* _Work item_
Look over the material below and count the lines that include "Headphones". Give only the total.

* _Records shown_
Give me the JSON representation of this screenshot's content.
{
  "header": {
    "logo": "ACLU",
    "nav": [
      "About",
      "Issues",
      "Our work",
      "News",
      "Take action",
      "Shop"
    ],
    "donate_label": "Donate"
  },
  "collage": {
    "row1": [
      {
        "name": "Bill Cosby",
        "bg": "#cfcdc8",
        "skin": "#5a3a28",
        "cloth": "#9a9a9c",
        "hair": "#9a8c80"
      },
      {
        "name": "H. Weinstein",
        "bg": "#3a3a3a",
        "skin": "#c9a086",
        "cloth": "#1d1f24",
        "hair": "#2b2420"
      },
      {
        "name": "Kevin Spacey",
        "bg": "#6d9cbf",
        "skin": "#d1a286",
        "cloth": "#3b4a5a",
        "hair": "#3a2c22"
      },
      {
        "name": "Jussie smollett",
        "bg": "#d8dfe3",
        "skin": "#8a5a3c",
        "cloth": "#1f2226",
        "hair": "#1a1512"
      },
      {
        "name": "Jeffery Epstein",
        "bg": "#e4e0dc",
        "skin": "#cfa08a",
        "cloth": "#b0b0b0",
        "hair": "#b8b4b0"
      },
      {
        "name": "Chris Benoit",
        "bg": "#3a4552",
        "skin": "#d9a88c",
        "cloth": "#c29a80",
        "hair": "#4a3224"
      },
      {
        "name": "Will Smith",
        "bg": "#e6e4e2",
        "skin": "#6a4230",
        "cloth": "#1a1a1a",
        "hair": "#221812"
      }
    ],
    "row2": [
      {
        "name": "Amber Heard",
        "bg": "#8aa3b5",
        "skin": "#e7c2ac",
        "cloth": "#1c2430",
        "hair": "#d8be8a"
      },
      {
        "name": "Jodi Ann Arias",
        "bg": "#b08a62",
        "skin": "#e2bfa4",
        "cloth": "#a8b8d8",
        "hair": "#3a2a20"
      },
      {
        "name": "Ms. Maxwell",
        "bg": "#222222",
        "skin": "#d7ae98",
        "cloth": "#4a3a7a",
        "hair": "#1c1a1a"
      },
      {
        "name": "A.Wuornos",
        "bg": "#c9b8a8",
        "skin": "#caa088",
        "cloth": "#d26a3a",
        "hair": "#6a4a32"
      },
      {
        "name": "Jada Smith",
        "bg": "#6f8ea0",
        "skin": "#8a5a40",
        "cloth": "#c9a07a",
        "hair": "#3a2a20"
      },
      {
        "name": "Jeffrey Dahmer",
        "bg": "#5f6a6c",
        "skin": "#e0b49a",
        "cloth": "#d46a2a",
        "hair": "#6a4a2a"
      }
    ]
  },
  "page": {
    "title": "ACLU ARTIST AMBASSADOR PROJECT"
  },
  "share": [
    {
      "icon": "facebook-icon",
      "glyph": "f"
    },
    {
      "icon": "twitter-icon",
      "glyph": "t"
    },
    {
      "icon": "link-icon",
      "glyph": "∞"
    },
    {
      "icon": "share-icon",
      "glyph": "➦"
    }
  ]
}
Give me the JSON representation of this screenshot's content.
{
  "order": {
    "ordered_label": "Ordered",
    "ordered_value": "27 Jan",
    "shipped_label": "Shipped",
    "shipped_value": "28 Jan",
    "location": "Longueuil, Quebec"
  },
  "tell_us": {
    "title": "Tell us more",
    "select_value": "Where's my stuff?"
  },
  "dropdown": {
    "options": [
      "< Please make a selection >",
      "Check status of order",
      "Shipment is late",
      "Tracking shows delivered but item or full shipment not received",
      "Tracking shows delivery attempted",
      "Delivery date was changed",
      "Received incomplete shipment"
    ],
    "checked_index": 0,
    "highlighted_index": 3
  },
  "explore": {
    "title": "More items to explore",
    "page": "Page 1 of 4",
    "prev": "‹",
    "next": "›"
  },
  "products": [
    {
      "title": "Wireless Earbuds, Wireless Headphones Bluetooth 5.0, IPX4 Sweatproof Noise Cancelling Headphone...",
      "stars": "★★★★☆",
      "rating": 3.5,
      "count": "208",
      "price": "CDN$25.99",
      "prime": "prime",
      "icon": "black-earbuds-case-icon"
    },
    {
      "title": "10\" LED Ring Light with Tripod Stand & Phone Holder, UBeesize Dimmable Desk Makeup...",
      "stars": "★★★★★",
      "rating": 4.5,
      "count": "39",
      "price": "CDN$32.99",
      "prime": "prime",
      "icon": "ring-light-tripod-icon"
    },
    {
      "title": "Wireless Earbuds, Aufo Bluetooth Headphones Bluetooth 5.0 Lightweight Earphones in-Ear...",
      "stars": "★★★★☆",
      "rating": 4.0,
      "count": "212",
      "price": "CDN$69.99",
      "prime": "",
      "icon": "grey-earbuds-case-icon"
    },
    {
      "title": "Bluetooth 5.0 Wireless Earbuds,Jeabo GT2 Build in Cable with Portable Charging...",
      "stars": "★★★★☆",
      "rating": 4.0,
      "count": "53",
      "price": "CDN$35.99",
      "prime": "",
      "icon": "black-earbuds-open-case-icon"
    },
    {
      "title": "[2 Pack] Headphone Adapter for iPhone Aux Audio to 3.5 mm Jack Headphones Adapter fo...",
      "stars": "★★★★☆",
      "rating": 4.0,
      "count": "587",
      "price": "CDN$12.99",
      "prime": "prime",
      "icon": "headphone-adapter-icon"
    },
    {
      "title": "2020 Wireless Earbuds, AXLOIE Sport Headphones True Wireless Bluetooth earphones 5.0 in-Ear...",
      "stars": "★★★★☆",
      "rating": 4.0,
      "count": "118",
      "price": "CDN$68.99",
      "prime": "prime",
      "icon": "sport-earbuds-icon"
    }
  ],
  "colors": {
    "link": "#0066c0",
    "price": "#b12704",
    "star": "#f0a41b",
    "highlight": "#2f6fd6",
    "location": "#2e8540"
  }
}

* _Response box_
4